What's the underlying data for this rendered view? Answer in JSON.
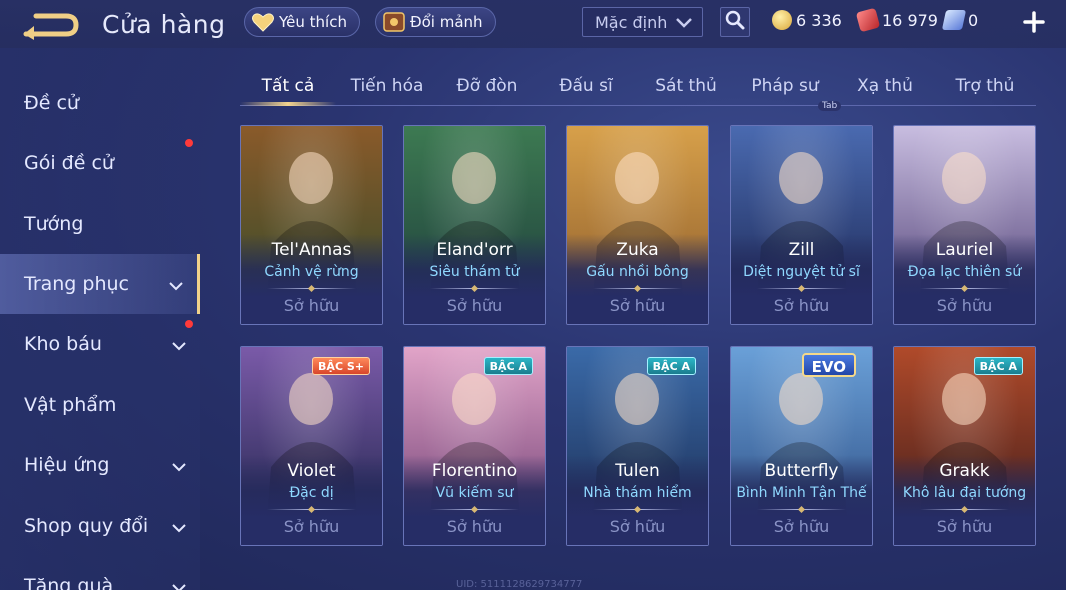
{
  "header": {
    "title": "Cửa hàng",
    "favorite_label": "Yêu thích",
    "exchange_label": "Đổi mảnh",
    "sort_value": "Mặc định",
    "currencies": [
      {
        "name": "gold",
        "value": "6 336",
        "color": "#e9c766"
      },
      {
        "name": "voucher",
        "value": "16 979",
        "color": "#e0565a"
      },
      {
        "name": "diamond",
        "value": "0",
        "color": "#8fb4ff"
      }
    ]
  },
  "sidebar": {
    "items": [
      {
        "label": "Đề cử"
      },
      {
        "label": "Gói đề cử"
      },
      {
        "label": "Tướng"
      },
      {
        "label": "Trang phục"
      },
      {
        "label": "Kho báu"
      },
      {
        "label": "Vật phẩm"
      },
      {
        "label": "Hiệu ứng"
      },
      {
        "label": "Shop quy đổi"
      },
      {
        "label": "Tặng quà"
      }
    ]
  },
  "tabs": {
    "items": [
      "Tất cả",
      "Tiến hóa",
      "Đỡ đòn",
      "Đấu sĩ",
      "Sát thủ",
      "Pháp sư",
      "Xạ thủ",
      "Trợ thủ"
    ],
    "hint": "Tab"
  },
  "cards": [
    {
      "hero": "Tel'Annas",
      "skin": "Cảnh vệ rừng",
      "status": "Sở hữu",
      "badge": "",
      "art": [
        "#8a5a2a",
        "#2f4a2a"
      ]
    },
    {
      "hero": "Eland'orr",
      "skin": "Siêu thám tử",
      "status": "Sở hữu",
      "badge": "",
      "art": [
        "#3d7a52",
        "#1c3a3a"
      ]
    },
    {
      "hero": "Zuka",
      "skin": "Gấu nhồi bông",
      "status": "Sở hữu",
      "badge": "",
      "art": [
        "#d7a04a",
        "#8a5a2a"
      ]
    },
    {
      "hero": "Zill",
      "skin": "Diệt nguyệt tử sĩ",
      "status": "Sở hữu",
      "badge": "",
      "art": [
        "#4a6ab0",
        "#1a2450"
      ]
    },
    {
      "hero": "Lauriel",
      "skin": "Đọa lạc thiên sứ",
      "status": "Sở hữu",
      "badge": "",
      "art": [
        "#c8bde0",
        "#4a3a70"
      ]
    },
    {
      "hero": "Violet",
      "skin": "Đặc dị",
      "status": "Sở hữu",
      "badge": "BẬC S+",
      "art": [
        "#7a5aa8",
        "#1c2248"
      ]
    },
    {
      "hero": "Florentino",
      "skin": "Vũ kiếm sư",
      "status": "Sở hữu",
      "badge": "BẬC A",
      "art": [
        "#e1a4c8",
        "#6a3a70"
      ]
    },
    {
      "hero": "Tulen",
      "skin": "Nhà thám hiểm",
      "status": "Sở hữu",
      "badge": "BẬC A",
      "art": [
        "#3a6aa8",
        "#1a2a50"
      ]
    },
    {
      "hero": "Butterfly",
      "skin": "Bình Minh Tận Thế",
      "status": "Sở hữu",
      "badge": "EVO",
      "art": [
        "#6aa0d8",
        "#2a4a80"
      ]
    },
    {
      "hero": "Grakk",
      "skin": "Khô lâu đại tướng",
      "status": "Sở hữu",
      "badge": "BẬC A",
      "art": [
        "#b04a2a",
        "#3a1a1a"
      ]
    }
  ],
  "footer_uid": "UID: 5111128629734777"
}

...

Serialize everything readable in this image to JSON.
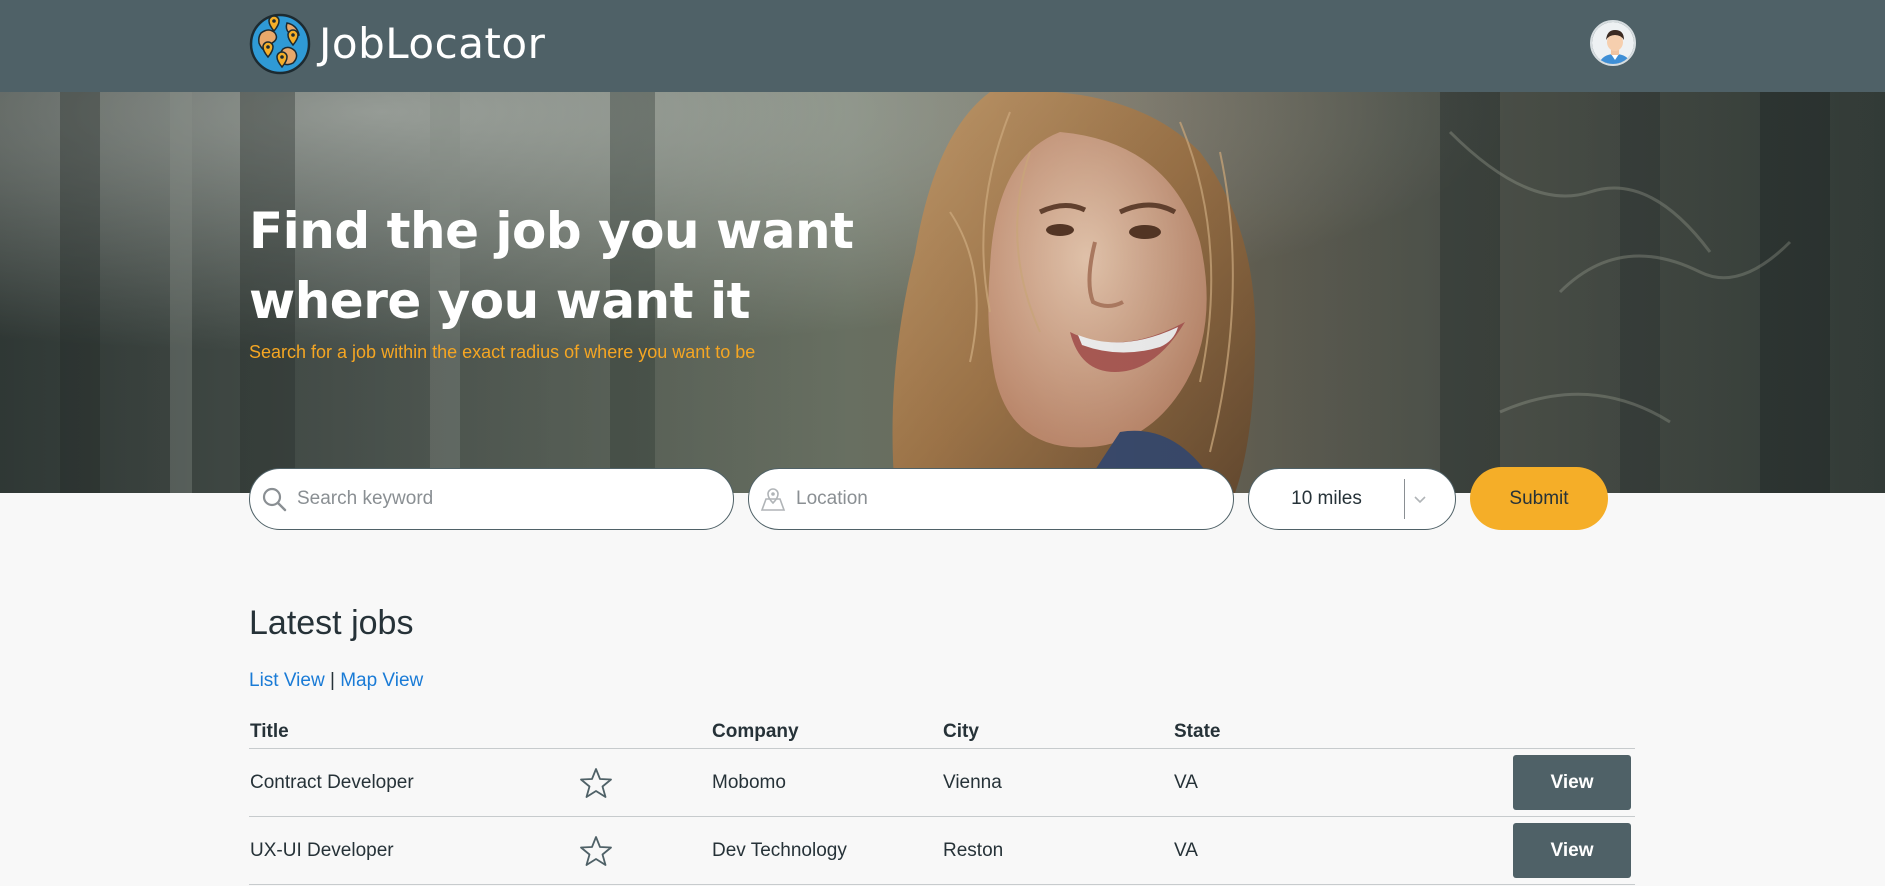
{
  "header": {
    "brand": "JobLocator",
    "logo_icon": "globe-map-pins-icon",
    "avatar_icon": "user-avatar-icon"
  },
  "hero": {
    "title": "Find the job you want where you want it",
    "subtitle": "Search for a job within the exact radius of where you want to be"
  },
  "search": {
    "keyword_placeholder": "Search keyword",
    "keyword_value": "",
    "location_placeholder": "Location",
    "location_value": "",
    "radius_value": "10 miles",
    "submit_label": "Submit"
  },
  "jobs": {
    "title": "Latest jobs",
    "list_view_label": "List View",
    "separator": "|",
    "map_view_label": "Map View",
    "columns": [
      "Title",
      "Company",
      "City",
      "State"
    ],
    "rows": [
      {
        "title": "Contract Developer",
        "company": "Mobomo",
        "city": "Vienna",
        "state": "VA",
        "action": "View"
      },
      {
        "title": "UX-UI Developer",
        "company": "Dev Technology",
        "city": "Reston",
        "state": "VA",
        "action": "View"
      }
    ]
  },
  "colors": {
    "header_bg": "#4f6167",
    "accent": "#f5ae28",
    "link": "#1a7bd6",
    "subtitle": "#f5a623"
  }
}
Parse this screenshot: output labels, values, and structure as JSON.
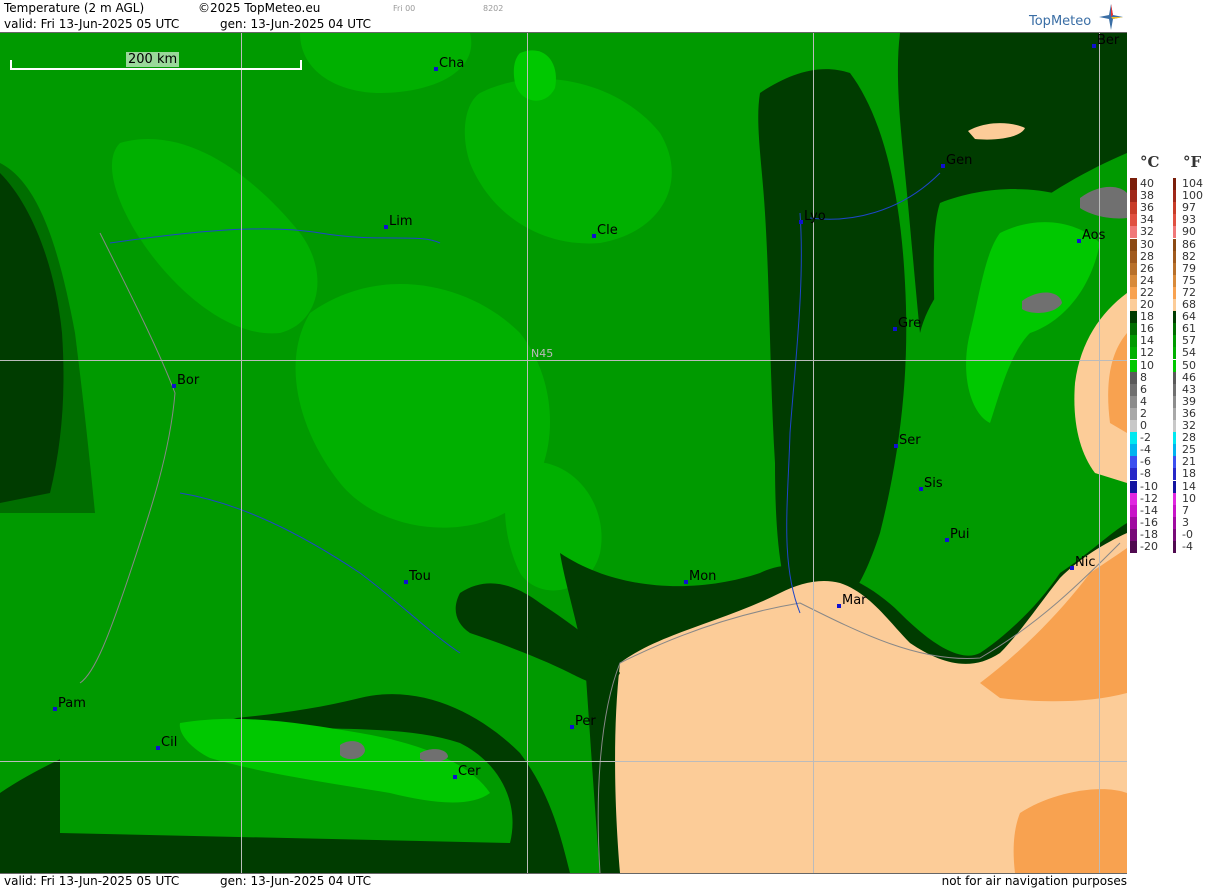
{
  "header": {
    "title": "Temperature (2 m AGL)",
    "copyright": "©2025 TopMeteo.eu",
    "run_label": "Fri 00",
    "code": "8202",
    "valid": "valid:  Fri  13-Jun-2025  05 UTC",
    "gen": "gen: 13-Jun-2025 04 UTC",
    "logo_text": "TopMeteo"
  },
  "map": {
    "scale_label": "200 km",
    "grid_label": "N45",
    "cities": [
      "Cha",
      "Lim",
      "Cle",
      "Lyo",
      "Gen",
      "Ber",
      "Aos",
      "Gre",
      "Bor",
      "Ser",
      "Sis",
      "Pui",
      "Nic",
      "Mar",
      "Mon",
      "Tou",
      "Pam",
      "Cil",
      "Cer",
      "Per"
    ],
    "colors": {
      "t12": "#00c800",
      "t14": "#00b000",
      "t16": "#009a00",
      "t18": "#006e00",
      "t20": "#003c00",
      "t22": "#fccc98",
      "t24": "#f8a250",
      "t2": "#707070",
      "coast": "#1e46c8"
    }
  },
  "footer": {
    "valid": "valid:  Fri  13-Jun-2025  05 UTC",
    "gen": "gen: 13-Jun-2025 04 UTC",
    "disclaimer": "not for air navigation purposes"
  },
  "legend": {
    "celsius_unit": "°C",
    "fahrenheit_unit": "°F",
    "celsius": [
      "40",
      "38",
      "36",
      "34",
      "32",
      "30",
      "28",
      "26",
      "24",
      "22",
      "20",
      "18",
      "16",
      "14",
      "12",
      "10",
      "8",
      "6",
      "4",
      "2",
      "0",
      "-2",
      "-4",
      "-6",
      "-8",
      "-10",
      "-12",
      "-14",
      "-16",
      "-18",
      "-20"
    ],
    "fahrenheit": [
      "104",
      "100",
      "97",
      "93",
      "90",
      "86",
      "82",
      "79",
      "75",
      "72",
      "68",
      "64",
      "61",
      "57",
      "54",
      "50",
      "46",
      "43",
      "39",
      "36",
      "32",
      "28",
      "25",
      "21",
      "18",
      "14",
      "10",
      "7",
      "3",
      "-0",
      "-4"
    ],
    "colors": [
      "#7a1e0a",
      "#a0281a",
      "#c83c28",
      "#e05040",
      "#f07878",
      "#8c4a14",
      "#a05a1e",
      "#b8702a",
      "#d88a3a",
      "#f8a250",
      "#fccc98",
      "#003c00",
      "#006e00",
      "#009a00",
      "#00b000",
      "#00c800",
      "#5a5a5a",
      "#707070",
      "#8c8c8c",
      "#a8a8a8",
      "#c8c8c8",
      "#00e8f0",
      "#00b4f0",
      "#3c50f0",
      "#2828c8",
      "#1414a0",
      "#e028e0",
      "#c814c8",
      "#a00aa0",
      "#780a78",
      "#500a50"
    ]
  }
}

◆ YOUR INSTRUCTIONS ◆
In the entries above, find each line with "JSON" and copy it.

◆ ANSWER SPACE ◆
What's the underlying data for this rendered view? Answer in JSON.
Serialize everything readable in this image to JSON.
Parse this screenshot: output labels, values, and structure as JSON.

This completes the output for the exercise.